◆ **Data section**
▼

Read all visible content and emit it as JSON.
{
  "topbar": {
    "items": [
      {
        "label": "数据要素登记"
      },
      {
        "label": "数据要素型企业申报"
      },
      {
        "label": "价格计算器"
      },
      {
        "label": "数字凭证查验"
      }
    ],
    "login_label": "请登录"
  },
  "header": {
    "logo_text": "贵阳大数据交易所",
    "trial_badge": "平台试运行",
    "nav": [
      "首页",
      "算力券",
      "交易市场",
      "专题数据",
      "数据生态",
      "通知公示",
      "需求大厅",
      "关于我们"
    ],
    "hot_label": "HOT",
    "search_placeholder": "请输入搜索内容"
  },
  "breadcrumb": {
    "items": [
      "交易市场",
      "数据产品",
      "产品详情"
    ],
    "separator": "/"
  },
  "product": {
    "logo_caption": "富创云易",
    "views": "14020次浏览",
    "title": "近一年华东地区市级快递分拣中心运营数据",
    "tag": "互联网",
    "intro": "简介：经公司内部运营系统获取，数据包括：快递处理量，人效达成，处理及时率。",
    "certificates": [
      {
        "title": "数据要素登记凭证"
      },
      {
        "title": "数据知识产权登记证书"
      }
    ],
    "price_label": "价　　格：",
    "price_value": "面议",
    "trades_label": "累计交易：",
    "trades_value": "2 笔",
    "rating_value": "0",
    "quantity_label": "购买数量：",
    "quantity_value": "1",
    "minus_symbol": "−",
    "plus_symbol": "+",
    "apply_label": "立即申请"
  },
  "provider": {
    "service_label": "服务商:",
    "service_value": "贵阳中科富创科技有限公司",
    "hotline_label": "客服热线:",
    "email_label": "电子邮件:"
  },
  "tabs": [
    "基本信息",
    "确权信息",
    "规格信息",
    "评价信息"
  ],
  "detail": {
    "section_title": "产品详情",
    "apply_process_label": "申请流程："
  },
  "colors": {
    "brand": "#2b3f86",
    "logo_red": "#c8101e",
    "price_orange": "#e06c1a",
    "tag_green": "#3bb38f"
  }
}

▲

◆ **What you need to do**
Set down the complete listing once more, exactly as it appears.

◆ **Result below**
Read all visible content and emit it as JSON.
{
  "topbar": {
    "items": [
      {
        "label": "数据要素登记"
      },
      {
        "label": "数据要素型企业申报"
      },
      {
        "label": "价格计算器"
      },
      {
        "label": "数字凭证查验"
      }
    ],
    "login_label": "请登录"
  },
  "header": {
    "logo_text": "贵阳大数据交易所",
    "trial_badge": "平台试运行",
    "nav": [
      "首页",
      "算力券",
      "交易市场",
      "专题数据",
      "数据生态",
      "通知公示",
      "需求大厅",
      "关于我们"
    ],
    "hot_label": "HOT",
    "search_placeholder": "请输入搜索内容"
  },
  "breadcrumb": {
    "items": [
      "交易市场",
      "数据产品",
      "产品详情"
    ],
    "separator": "/"
  },
  "product": {
    "logo_caption": "富创云易",
    "views": "14020次浏览",
    "title": "近一年华东地区市级快递分拣中心运营数据",
    "tag": "互联网",
    "intro": "简介：经公司内部运营系统获取，数据包括：快递处理量，人效达成，处理及时率。",
    "certificates": [
      {
        "title": "数据要素登记凭证"
      },
      {
        "title": "数据知识产权登记证书"
      }
    ],
    "price_label": "价　　格：",
    "price_value": "面议",
    "trades_label": "累计交易：",
    "trades_value": "2 笔",
    "rating_value": "0",
    "quantity_label": "购买数量：",
    "quantity_value": "1",
    "minus_symbol": "−",
    "plus_symbol": "+",
    "apply_label": "立即申请"
  },
  "provider": {
    "service_label": "服务商:",
    "service_value": "贵阳中科富创科技有限公司",
    "hotline_label": "客服热线:",
    "email_label": "电子邮件:"
  },
  "tabs": [
    "基本信息",
    "确权信息",
    "规格信息",
    "评价信息"
  ],
  "detail": {
    "section_title": "产品详情",
    "apply_process_label": "申请流程："
  },
  "colors": {
    "brand": "#2b3f86",
    "logo_red": "#c8101e",
    "price_orange": "#e06c1a",
    "tag_green": "#3bb38f"
  }
}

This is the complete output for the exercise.